The 22-year-old student Luisa Neubauer is often referred to as “Germany’s Greta.” Yet Neubauer is a force of her own.
Following years of German inaction, a government commission has drawn up a timetable for phasing out coal. But Angela Merkel’s record on climate has …
The “dieselgate” air pollution scandal leaves Berlin with fewer and fewer good options.
Berlin is forfeiting its global role as leader in climate protection.
No one expected shale producers to survive extended low oil prices, but they have. The next act could prove even more destabilizing.
A new incentives initiative seeks to complete Germany’s transition to renewables with an appeal to business and a focus on a long-neglected area: the heating and cooling sector. Government support for solar and biogas heat may give the Energiewende a further push in the right direction.
Removing regulations slowing the build-up of renewable systems for consumers and industry, considering complementary methods of integrating fluctuating flows of renewable energy, and greening the transport sector through fuel innovations: these are three of the developments we may see in Germany’s renewable energy transition in 2015.

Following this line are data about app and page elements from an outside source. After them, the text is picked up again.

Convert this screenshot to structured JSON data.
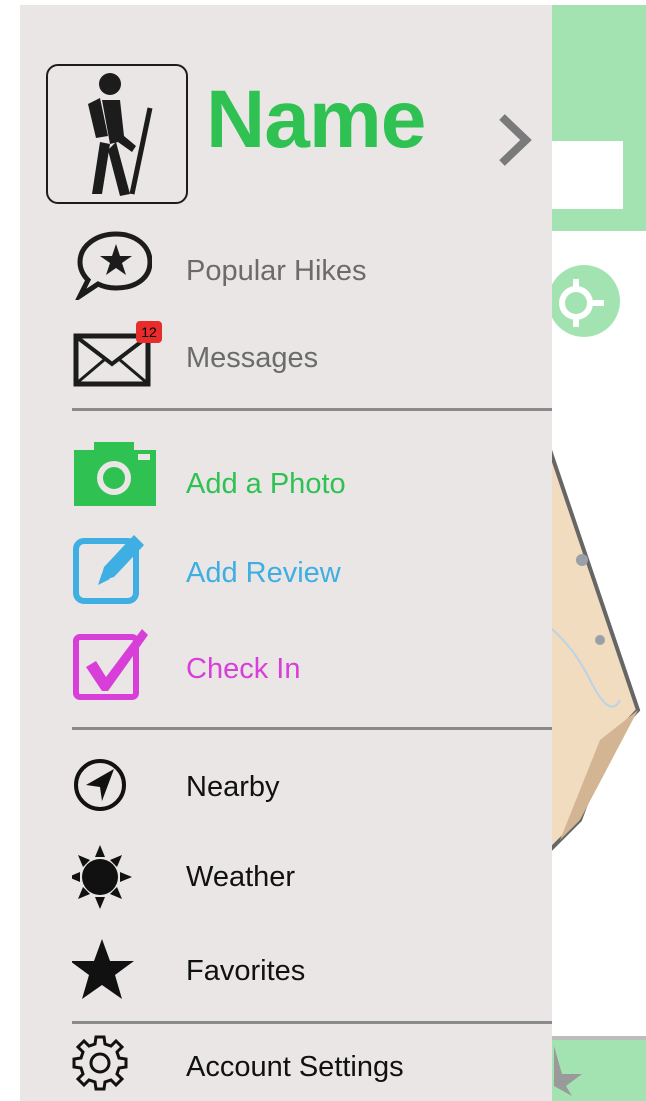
{
  "profile": {
    "name": "Name",
    "name_color": "#2fc253",
    "avatar_icon": "hiker-icon",
    "chevron_icon": "chevron-right-icon"
  },
  "menu": {
    "popular_hikes": {
      "label": "Popular Hikes",
      "icon": "speech-bubble-star-icon",
      "color": "#6b6b6b"
    },
    "messages": {
      "label": "Messages",
      "icon": "envelope-icon",
      "badge": "12",
      "badge_color": "#e82b2b",
      "color": "#6b6b6b"
    },
    "add_photo": {
      "label": "Add a Photo",
      "icon": "camera-icon",
      "color": "#2fc253"
    },
    "add_review": {
      "label": "Add Review",
      "icon": "edit-icon",
      "color": "#3eaee3"
    },
    "check_in": {
      "label": "Check In",
      "icon": "checkbox-icon",
      "color": "#d83fd9"
    },
    "nearby": {
      "label": "Nearby",
      "icon": "navigation-arrow-icon",
      "color": "#111111"
    },
    "weather": {
      "label": "Weather",
      "icon": "sun-icon",
      "color": "#111111"
    },
    "favorites": {
      "label": "Favorites",
      "icon": "star-icon",
      "color": "#111111"
    },
    "account_settings": {
      "label": "Account Settings",
      "icon": "gear-icon",
      "color": "#111111"
    }
  },
  "colors": {
    "drawer_background": "#e9e6e5",
    "app_accent": "#a3e3b1",
    "divider": "#8a8a8a"
  }
}
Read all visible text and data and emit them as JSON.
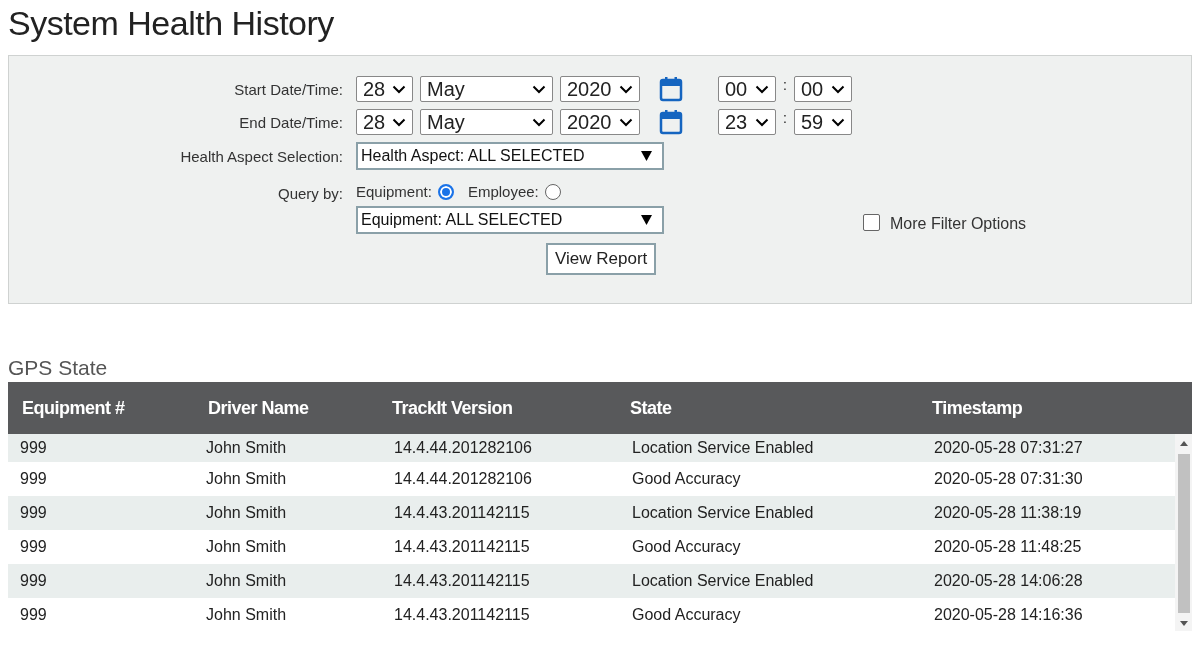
{
  "title": "System Health History",
  "filters": {
    "start": {
      "label": "Start Date/Time:",
      "day": "28",
      "month": "May",
      "year": "2020",
      "hour": "00",
      "minute": "00"
    },
    "end": {
      "label": "End Date/Time:",
      "day": "28",
      "month": "May",
      "year": "2020",
      "hour": "23",
      "minute": "59"
    },
    "time_separator": ":",
    "health_aspect": {
      "label": "Health Aspect Selection:",
      "value": "Health Aspect: ALL SELECTED"
    },
    "query_by": {
      "label": "Query by:",
      "options": [
        {
          "label": "Equipment:",
          "selected": true
        },
        {
          "label": "Employee:",
          "selected": false
        }
      ]
    },
    "equipment_select": {
      "value": "Equipment: ALL SELECTED"
    },
    "more_filter_options": {
      "label": "More Filter Options",
      "checked": false
    },
    "view_report_button": "View Report"
  },
  "gps_state": {
    "title": "GPS State",
    "columns": [
      "Equipment #",
      "Driver Name",
      "TrackIt Version",
      "State",
      "Timestamp"
    ],
    "rows": [
      [
        "999",
        "John Smith",
        "14.4.44.201282106",
        "Location Service Enabled",
        "2020-05-28 07:31:27"
      ],
      [
        "999",
        "John Smith",
        "14.4.44.201282106",
        "Good Accuracy",
        "2020-05-28 07:31:30"
      ],
      [
        "999",
        "John Smith",
        "14.4.43.201142115",
        "Location Service Enabled",
        "2020-05-28 11:38:19"
      ],
      [
        "999",
        "John Smith",
        "14.4.43.201142115",
        "Good Accuracy",
        "2020-05-28 11:48:25"
      ],
      [
        "999",
        "John Smith",
        "14.4.43.201142115",
        "Location Service Enabled",
        "2020-05-28 14:06:28"
      ],
      [
        "999",
        "John Smith",
        "14.4.43.201142115",
        "Good Accuracy",
        "2020-05-28 14:16:36"
      ]
    ]
  }
}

What a difference a year makes: Germany’s transition to renewable energy showed positive forward momentum, with increasing energy production from renewables, increased exports, decreased carbon emissions, and decreasing consumer prices. The next challenge is to improve efficiency.